> _INFORMATION GIVEN_
§ §
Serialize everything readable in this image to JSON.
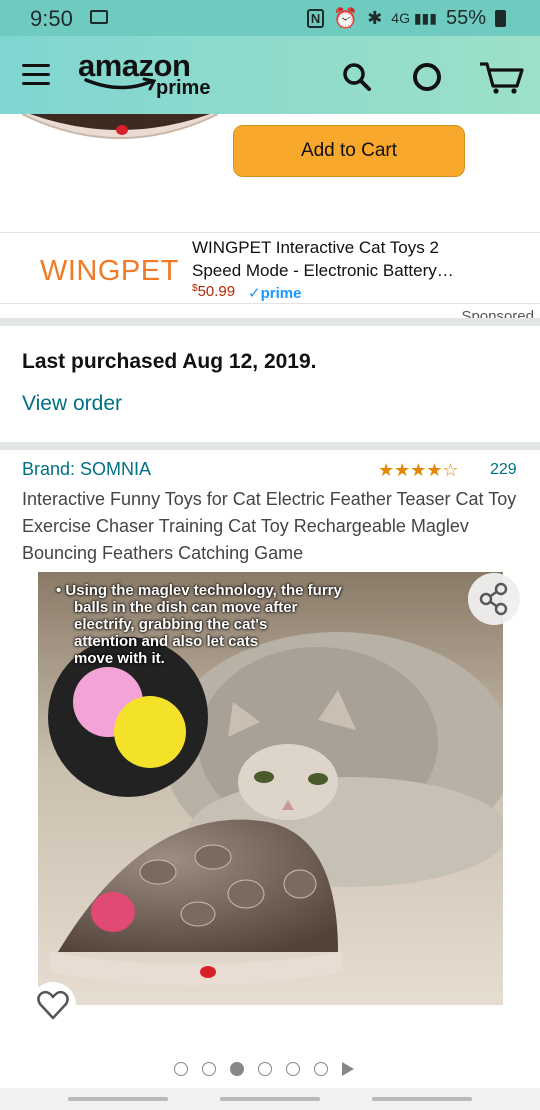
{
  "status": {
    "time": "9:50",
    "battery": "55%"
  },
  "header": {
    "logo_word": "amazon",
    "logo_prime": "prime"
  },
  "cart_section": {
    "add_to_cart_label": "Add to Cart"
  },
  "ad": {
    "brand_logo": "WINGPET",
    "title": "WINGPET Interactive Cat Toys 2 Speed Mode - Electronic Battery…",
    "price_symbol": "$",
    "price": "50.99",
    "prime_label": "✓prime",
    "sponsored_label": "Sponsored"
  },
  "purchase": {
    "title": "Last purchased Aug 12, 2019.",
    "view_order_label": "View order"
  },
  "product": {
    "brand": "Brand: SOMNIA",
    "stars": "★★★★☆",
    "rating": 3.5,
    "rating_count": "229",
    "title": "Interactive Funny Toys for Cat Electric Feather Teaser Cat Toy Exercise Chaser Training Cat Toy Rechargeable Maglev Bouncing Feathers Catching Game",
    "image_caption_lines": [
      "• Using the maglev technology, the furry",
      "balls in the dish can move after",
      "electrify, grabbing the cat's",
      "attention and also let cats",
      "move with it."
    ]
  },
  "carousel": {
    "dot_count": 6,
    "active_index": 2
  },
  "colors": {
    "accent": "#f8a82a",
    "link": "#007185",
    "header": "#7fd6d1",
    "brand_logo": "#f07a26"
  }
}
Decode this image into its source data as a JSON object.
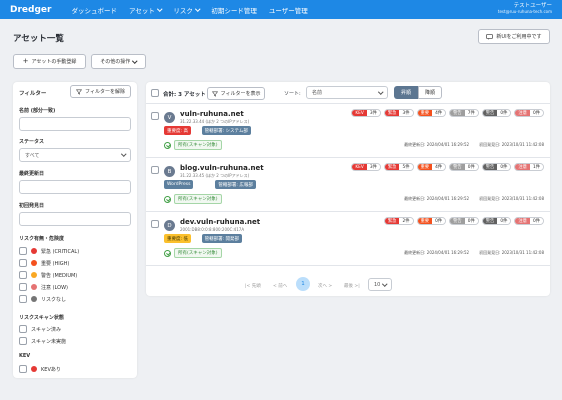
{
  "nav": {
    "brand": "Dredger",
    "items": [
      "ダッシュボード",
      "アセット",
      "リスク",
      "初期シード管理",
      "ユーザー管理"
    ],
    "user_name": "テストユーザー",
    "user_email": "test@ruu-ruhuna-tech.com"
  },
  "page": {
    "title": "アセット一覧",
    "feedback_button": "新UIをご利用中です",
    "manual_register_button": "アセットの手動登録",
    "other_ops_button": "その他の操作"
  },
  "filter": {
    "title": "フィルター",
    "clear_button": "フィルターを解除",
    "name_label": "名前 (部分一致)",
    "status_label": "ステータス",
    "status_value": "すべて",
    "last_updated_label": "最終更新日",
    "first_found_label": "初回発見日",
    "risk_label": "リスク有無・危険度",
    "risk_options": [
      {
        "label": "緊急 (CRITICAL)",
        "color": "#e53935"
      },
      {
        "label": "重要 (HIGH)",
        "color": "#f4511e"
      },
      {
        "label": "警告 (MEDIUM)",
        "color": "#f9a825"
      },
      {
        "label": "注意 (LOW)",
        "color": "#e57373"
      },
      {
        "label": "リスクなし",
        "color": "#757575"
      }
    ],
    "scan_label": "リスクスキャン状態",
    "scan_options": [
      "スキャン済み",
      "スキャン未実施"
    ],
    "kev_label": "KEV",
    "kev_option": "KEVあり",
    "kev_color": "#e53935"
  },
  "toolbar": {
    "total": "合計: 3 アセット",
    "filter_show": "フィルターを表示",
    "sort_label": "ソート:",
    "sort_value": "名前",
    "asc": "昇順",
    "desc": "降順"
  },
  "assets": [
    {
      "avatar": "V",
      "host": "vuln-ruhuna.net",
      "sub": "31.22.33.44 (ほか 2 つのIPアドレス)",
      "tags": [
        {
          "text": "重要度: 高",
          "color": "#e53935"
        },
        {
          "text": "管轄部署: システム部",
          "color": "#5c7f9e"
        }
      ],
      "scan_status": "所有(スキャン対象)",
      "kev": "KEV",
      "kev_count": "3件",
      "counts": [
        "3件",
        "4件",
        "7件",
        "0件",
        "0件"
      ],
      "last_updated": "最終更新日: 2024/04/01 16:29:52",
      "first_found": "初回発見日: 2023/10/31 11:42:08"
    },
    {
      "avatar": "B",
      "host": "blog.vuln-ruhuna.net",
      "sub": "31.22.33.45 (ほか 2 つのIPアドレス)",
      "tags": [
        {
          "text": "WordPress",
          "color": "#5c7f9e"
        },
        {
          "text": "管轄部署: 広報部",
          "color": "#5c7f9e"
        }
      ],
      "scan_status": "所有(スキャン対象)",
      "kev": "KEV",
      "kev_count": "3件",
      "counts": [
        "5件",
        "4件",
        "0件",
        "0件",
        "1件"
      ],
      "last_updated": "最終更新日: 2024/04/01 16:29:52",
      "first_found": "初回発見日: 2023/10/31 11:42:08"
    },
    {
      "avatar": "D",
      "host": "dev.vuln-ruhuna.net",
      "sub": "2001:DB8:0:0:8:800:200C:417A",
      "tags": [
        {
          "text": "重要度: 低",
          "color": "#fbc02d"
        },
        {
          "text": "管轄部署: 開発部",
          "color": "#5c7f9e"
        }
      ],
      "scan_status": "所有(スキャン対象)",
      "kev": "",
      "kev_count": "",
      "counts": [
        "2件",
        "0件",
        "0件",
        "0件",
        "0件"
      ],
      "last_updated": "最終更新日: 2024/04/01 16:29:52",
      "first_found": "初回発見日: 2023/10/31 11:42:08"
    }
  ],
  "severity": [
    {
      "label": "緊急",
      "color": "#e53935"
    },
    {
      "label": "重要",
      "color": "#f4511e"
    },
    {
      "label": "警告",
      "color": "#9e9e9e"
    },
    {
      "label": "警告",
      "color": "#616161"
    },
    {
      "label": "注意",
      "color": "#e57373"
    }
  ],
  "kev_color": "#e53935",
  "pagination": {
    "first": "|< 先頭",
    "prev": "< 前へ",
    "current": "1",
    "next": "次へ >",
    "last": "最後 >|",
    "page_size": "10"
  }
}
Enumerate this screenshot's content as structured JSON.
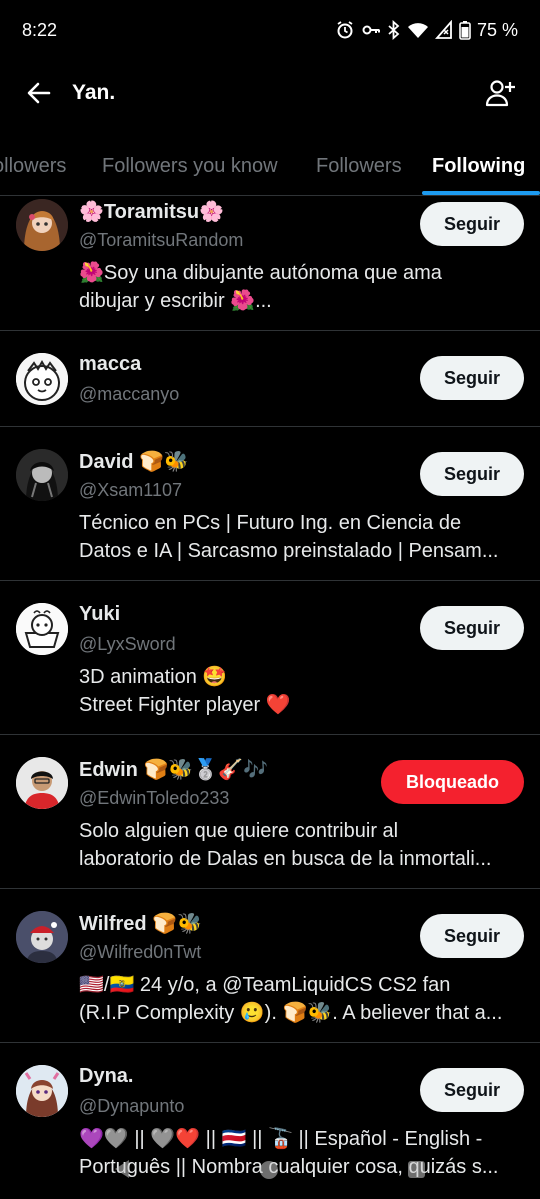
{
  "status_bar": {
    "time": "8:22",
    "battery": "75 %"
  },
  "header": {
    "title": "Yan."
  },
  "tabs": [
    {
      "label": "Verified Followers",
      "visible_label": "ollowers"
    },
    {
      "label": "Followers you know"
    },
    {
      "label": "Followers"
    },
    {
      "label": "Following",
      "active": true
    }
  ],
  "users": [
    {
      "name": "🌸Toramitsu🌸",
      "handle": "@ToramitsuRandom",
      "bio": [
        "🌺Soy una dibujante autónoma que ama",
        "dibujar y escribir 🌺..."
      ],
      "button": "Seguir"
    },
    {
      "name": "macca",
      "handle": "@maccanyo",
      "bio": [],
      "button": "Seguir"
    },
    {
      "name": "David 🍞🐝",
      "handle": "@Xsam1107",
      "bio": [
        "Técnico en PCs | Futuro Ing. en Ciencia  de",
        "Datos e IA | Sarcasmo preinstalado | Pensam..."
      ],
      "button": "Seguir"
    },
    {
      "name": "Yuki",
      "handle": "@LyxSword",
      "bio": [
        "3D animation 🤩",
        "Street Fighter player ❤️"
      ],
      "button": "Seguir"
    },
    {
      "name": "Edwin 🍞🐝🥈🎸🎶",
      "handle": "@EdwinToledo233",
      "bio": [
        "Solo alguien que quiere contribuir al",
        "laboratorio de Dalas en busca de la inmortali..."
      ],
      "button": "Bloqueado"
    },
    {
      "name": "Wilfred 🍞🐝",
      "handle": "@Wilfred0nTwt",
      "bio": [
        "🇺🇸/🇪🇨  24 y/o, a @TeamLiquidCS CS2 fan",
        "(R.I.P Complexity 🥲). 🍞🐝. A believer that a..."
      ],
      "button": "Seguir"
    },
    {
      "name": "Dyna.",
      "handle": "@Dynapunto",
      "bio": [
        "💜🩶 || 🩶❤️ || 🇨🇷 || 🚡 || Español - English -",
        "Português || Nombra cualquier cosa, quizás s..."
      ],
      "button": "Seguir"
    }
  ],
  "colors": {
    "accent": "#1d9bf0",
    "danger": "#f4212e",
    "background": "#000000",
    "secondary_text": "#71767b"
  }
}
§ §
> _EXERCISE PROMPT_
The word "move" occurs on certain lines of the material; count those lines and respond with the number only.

> _EXERCISE ANSWER_
2